FBI releases secret Kennedy files

Senator Kennedy was re-elected nine times First taking office in 1962, Senator Kennedy was re-elected nine times

Related Stories

The FBI has released some of its secret files on the late Senator Edward Kennedy, who died in August 2009.

Most of the documents relate to the numerous, and at times specific, death threats made against Mr Kennedy.

The files contain little about the senator's controversial car accident on Chappaquiddick Island in 1969, in which a female passenger was killed.

The documents show that the FBI learned of the crash early on but kept the senator's identity secret.

Senator Kennedy was the last surviving brother of the famous political family.

President John F Kennedy was killed in Dallas, Texas, in November 1963, while Senator Robert F Kennedy was shot in a California hotel in June 1968 while campaigning for the presidency.

One letter in the FBI files warned that Ted Kennedy would be next, calling him "number three to be assassinated on Oct. 25, 1968. The Kennedy residence must be well protected on that date."

Many of the death threats against Ted Kennedy were made during his unsuccessful attempt to beat incumbent President Jimmy Carter for the Democratic nomination for president in 1980.

Others were traced to radical groups including the Ku Klux Klan.

One letter warns the senator to stay out of private planes and keep his bodyguards close, ominously concluding "your kids need a father".

The threats continued into 1985, the date of the latest files released by the FBI.

Ted Kennedy was the fourth-longest serving senator in US history, holding a seat for 47 years.

He died at the famed Kennedy compound in Hyannis Port, Massachusetts, after battling brain cancer.
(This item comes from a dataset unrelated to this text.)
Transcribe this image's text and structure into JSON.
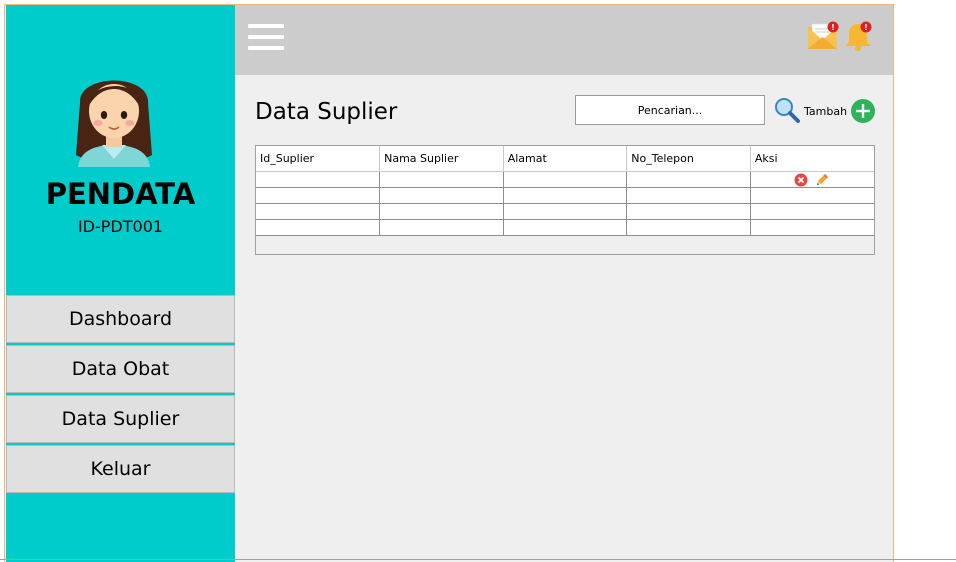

He was 77.

A highly effective lawmaker, his power and reputation earned him the nickname "the lion of the Senate".

More on This Story

Related Stories

The BBC is not responsible for the content of external Internet sites

More US & Canada stories

RSS

Features

BBC © 2014 The BBC is not responsible for the content of external sites. Read more.

This page is best viewed in an up-to-date web browser with style sheets (CSS) enabled. While you will be able to view the content of this page in your current browser, you will not be able to get the full visual experience. Please consider upgrading your browser software or enabling style sheets (CSS) if you are able to do so.